It's the thought of that kind of immortality, Staiger believes, that drives her employer. "That's why he does it," she says, with a little laugh. "He wants his work to stand for him after he's gone."
She glances nervously at her boss, waiting for him to join the conversation; perhaps to discuss the big, new design plans he has in store for Tempe and beyond. But Bill Tonnesen is staring at the floor, lost in thought. It's very likely he's thinking about how to rid the world of dog shit.
Ha! I like Venus of Burning Man . . . but really what is most fascinating is the money part - lots of very creative people are destroyed by the money issue . . .
I hired Bill Tonnesen in the 1990's based on a piece in an Arizona magazine on his landscape design talent. I was astonished at the beauty, creativity, and his unique designs...
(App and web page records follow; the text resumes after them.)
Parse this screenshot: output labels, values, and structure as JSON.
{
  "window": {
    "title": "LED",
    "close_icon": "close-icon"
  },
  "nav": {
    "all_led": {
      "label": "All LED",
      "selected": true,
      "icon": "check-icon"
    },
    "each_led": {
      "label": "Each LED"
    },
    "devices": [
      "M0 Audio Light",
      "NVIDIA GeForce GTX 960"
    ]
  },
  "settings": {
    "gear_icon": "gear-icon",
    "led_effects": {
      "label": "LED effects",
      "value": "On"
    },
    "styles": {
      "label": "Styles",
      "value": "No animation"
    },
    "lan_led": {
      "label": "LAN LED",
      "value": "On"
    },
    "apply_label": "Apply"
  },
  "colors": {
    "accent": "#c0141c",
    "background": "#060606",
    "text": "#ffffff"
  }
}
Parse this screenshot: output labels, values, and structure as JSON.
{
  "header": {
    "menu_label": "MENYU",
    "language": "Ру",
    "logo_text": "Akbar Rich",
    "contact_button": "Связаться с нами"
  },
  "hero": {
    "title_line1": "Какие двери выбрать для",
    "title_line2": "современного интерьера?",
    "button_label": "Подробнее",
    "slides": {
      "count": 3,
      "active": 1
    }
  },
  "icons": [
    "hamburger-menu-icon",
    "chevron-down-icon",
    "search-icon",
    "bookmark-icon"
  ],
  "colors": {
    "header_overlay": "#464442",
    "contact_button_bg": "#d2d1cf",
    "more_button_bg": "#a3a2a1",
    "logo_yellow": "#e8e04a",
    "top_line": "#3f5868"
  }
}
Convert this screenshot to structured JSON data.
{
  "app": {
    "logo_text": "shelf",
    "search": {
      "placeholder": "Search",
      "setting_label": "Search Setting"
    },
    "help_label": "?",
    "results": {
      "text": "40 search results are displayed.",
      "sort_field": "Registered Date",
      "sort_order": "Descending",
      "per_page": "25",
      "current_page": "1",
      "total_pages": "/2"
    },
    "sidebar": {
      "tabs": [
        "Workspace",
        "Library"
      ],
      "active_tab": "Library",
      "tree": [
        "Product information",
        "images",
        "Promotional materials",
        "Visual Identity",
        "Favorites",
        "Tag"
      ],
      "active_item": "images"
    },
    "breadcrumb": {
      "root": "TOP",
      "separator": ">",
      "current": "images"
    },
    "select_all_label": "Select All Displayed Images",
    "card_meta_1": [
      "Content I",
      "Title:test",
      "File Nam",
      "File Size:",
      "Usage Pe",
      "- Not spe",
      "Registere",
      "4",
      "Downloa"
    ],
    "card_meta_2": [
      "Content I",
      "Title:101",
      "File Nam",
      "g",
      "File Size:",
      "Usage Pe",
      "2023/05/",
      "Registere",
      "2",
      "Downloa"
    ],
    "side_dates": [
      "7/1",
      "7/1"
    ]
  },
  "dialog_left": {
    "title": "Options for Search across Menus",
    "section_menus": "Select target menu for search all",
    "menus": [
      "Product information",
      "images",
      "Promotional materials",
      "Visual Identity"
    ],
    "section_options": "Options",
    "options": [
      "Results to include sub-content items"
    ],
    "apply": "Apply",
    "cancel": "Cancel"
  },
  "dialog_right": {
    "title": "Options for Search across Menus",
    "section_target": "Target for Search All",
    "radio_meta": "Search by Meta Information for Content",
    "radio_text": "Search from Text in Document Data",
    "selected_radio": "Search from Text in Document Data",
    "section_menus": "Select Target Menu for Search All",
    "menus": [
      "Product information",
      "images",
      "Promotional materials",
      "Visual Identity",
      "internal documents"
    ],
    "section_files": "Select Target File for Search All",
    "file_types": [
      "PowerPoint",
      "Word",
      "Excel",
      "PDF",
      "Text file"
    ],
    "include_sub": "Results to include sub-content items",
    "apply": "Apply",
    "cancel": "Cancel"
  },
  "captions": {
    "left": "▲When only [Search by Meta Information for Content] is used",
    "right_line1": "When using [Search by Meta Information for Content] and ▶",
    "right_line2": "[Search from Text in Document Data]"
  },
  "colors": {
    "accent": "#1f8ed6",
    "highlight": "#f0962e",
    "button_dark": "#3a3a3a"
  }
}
We lived in Yuma..had a large backyard that needed lots of help....at the time there was no one in Yuma I knew to do the job.....I went to his office in Phoenix--met him--explained what I was looking for--somewhere in the conversation it came up I played tennis in college.....He said he would do the plan for me if I agreed to play tennis with him every time he came to Yuma..Plus he wanted an exorbitant fee.....I was a harried mom with 5 children.--a new baby--..the tennis game was ridiculous/weird --considering how little time I had...I wanted his professional talent but had no use for everything else that came with his talent....so I said good-bye and hired someone else.....who didn't have his talent but got the job done professionally and efficiently....I came away shaking my head, wondering what would happen to Bill T. His story is pretty much how I thought it would be...
Haven't met Tonnesen, so I'm neither a fan nor foe. But kudos to you, New Times, for the long, informative and entertaining article!